Incommensurability in Population Ethics

Dissertation, University of Oxford (2015)
  Copy   BIBTEX


Values are incommensurable when they cannot be measured on a single cardinal scale. Many philosophers suggest that incommensurability can help us solve the problems of population ethics. I agree. But some philosophers claim that populations bear incommensurable values merely because they contain different numbers of people, perhaps within some range. I argue that mere differences in how many people exist, even within some range, do not suffice for incommensurability. I argue that the intuitive neutrality of creating happy people is better captured by a version of average utilitarianism. But this view is problematic. So I suggest a version of total utilitarianism that avoids the repugnant conclusion by appealing to incommensurable dimensions of wellbeing.

Author's Profile

Jake Nebel
Princeton University


Added to PP

153 (#50,180)

6 months
85 (#14,103)

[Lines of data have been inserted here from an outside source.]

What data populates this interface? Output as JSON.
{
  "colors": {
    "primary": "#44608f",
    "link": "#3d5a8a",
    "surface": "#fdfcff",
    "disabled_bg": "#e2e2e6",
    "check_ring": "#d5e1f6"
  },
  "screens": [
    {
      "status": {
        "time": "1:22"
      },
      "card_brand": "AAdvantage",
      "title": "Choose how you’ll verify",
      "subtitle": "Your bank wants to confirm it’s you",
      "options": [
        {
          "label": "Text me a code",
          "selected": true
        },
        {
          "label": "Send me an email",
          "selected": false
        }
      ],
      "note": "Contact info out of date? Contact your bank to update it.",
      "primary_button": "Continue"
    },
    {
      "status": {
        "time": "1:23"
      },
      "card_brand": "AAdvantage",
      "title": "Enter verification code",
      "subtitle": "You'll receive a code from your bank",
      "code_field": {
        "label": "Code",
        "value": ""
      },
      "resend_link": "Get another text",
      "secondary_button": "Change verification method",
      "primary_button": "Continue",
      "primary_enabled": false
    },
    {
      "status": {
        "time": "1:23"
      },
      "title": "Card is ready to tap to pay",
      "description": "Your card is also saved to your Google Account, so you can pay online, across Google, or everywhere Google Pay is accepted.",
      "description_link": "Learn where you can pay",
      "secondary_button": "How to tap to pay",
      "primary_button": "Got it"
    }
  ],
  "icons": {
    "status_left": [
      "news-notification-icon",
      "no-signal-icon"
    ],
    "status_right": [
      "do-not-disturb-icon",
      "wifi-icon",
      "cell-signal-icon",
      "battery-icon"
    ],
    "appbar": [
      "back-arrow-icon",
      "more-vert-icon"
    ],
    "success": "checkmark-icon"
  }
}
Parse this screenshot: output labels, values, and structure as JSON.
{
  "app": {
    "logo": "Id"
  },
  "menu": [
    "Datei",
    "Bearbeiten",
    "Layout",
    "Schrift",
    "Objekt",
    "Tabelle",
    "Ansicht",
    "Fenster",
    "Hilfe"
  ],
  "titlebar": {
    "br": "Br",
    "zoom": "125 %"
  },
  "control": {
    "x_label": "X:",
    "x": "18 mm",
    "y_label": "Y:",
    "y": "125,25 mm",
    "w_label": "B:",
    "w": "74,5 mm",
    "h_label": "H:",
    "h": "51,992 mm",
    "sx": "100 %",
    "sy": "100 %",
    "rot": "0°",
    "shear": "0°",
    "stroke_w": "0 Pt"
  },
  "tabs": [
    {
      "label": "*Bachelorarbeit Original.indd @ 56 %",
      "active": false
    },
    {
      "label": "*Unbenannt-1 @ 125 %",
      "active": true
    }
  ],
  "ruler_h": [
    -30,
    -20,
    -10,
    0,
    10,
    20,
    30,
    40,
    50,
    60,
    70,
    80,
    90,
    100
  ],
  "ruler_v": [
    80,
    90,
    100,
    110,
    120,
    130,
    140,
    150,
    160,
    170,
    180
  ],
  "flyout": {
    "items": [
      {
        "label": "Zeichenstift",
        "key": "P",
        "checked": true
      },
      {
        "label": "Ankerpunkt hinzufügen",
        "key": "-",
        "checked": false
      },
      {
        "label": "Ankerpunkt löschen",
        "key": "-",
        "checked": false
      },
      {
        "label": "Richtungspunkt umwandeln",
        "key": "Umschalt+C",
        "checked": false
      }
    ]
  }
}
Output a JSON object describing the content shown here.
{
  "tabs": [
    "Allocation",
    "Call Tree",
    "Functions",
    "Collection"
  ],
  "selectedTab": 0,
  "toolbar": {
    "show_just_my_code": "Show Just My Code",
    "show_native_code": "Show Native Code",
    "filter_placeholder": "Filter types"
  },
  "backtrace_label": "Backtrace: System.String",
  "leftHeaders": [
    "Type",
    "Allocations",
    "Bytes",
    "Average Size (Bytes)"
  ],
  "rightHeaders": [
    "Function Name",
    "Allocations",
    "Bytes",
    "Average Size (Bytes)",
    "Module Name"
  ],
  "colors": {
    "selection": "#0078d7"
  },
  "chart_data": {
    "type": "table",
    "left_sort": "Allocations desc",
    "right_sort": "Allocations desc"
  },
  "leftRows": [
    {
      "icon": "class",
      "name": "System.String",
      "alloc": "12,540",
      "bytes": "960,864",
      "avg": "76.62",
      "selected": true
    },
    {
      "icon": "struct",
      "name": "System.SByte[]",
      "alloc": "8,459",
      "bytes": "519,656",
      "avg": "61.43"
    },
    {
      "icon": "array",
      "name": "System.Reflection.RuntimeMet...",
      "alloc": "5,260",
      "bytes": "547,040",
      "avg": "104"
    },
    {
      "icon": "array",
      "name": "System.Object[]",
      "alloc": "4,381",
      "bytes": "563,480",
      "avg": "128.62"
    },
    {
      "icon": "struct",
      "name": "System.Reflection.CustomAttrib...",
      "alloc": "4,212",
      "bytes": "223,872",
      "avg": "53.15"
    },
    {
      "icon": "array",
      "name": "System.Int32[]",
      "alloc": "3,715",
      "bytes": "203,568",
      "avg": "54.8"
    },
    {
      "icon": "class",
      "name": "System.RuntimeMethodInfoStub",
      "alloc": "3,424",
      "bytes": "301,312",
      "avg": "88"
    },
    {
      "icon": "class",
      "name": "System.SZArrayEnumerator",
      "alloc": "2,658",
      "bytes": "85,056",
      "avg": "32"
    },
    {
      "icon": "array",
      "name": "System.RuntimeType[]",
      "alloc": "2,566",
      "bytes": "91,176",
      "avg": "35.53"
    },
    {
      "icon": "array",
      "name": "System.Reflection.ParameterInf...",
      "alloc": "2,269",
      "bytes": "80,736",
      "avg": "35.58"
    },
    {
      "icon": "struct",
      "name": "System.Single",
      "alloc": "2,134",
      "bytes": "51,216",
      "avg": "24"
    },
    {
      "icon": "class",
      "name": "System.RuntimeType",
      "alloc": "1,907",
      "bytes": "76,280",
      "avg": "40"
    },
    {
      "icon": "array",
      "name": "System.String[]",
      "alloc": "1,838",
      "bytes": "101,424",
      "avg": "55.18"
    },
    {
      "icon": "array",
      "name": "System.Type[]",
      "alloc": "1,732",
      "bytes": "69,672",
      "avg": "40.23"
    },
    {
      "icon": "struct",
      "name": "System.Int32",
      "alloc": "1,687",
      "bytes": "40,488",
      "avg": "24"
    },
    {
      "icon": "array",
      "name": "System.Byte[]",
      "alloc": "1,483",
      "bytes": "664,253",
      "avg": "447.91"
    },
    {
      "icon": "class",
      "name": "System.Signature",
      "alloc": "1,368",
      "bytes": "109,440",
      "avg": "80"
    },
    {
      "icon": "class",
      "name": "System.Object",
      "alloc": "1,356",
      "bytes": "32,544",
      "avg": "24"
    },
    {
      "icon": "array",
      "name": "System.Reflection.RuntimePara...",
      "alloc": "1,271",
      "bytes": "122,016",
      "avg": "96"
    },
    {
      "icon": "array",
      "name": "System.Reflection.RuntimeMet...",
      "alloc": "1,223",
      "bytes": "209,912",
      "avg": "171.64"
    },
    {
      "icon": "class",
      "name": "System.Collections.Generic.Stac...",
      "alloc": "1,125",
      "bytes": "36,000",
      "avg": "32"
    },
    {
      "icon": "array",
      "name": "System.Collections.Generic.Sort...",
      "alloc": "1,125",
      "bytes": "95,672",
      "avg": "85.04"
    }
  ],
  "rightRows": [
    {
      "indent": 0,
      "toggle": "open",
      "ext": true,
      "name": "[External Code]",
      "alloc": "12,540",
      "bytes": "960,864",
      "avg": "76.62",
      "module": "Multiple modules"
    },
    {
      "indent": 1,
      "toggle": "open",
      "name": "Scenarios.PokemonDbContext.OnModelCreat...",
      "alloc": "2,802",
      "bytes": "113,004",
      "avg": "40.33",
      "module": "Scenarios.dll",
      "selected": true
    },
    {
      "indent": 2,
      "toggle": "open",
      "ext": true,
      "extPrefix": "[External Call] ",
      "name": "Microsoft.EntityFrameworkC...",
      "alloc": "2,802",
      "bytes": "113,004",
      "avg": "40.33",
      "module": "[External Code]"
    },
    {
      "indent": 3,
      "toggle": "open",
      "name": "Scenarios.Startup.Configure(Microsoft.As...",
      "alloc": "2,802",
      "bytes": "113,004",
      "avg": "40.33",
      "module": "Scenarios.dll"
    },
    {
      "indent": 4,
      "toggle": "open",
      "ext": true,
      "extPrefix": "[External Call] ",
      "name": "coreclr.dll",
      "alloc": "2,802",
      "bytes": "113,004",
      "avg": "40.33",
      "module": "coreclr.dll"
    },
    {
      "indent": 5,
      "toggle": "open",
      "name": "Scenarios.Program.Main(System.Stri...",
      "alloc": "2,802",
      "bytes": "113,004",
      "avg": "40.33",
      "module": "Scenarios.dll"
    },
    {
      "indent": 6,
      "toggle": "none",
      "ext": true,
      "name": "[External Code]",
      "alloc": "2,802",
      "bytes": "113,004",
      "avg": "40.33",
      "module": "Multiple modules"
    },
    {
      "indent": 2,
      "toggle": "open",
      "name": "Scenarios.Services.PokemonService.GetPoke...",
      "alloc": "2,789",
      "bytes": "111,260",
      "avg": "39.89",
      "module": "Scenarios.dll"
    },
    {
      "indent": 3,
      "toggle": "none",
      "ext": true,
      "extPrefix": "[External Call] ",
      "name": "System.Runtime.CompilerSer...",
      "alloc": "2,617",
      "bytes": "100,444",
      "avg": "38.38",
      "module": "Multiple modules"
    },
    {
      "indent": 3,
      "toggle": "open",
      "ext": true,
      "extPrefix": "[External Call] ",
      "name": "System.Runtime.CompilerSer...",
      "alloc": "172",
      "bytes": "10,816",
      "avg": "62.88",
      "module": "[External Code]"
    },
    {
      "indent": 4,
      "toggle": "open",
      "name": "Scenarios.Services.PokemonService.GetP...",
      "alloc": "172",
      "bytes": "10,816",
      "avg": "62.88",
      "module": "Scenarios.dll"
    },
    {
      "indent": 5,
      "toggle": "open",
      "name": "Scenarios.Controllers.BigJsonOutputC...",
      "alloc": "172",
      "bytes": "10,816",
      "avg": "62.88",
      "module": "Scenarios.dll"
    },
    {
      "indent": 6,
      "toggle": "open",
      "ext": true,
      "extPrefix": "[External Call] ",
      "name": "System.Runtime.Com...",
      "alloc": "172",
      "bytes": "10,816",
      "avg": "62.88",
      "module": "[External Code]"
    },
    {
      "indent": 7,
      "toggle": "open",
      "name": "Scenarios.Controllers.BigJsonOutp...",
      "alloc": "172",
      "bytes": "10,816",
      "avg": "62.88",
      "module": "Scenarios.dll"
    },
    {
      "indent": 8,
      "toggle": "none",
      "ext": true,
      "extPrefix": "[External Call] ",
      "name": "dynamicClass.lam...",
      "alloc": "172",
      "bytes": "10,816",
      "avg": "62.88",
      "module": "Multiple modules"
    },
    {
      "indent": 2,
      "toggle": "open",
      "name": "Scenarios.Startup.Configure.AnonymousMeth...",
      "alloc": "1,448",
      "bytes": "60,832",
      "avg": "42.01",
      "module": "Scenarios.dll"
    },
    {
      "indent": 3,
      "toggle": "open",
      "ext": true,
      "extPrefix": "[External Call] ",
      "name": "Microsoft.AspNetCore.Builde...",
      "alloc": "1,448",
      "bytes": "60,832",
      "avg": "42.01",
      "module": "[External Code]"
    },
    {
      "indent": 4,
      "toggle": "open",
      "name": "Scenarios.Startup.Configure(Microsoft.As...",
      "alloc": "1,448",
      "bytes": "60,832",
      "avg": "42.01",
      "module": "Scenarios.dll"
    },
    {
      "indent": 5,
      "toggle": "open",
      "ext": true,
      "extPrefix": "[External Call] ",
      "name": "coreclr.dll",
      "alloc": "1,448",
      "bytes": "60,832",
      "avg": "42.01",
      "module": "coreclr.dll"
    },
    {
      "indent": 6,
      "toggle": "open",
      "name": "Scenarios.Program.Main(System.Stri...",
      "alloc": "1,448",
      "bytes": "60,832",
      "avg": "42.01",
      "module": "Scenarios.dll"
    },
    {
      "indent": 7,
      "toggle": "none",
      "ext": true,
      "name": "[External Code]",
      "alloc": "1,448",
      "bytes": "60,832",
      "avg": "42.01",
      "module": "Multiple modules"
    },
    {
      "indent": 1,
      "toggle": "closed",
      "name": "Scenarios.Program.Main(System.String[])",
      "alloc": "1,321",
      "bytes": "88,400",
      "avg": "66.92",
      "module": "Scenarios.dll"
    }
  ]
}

Historical graph of downloads since first upload
This graph includes both downloads from PhilArchive and clicks on external links on PhilPapers.
How can I increase my downloads?